FORT BRAGG, N.C. - Officials from the National Oceanic and Atmospheric Administration's National Weather Service recognized Fort Bragg as a StormReady Community at a ceremony Nov. 21.

Nick Petro, warning coordination meteorologist at the National Weather Service Office in Raleigh, N.C., presented Col. Stephen Sicinski, Fort Bragg garrison commander, with a letter certifying the installation, which has a daytime population of more than 50,000 people, as one of three military installations in the state to receive the "StormReady" recognition. The certification is the result of Fort Bragg's dedication to all those who train, work, and live at Fort Bragg.

Petro also presented a certificate of commendation to Calvin McKenzie, Fort Bragg emergency management planner, who helped lead the effort to get Fort Bragg certified for the program.

"The 'StormReady' program encourages public and private organizations to take a proactive approach to improving local hazardous weather operations and awareness," said Petro. "North Carolina and the Sand Hills region of the state have a long history of severe weather ranging from snow storms to flooding and tornadoes. Fort Bragg was directly impacted by the tornado outbreak of April 16. It is the goal of 'StormReady' to mitigate the impact of severe weather through community education and preparedness."

The nationwide community preparedness program uses a grassroots approach to help organizations develop plans to handle severe local weather and flooding threats. The program is voluntary and provides communities with clear-cut advice from a partnership between the local NWS Weather Forecast Office and state and local emergency managers. 'StormReady' started in 1999 with seven communities in the Tulsa, Okla., area. There are now more than 1800 'StormReady' sites in 48 states, Puerto Rico, and Guam.

To be recognized as storm ready, a business, school, community or county must:
Establish a warning point and emergency operations center.

Have multiple ways to receive severe weather warnings and forecasts and disseminate alerts.
Create a system that monitors weather conditions locally.
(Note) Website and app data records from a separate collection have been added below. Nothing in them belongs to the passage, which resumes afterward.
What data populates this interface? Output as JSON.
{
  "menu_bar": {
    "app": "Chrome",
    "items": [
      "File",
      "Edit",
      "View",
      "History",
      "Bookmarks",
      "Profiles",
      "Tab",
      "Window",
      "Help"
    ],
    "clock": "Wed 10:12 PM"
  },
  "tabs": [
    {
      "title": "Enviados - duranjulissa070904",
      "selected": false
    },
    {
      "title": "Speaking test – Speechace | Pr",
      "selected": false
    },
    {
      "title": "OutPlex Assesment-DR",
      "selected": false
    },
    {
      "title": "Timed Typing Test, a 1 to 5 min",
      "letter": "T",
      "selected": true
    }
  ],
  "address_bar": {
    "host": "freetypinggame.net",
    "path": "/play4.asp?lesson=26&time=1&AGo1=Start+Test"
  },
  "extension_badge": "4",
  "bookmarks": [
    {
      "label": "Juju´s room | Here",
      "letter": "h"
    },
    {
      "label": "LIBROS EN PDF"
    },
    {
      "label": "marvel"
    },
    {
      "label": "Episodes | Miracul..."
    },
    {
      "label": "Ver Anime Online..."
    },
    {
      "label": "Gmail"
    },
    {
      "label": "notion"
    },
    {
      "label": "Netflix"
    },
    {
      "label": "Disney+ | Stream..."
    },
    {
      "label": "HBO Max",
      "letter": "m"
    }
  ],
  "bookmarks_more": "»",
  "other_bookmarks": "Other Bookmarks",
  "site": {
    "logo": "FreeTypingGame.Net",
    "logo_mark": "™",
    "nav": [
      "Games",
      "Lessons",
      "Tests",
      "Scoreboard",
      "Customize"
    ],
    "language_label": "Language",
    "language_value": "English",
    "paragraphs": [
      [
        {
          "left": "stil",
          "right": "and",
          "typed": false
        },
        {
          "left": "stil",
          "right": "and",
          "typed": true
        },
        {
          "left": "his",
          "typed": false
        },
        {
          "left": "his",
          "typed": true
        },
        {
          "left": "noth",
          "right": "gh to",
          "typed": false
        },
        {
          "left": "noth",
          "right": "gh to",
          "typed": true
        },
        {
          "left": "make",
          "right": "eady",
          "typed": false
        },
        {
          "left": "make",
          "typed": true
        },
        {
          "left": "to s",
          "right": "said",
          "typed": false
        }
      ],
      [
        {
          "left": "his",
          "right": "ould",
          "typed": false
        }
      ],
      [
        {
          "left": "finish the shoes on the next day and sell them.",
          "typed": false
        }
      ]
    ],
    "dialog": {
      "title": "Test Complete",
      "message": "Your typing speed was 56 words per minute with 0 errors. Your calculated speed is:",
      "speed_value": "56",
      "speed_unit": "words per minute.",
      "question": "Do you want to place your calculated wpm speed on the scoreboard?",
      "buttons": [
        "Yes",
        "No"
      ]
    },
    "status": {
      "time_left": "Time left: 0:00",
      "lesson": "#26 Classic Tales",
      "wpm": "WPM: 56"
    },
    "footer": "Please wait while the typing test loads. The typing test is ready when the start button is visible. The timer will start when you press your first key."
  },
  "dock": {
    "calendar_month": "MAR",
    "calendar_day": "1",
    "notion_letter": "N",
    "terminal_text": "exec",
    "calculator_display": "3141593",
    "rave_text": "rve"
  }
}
Promote the importance of public readiness through community seminars.
Develop a formal hazardous weather plan, which includes training severe weather spotters and holding emergency exercises.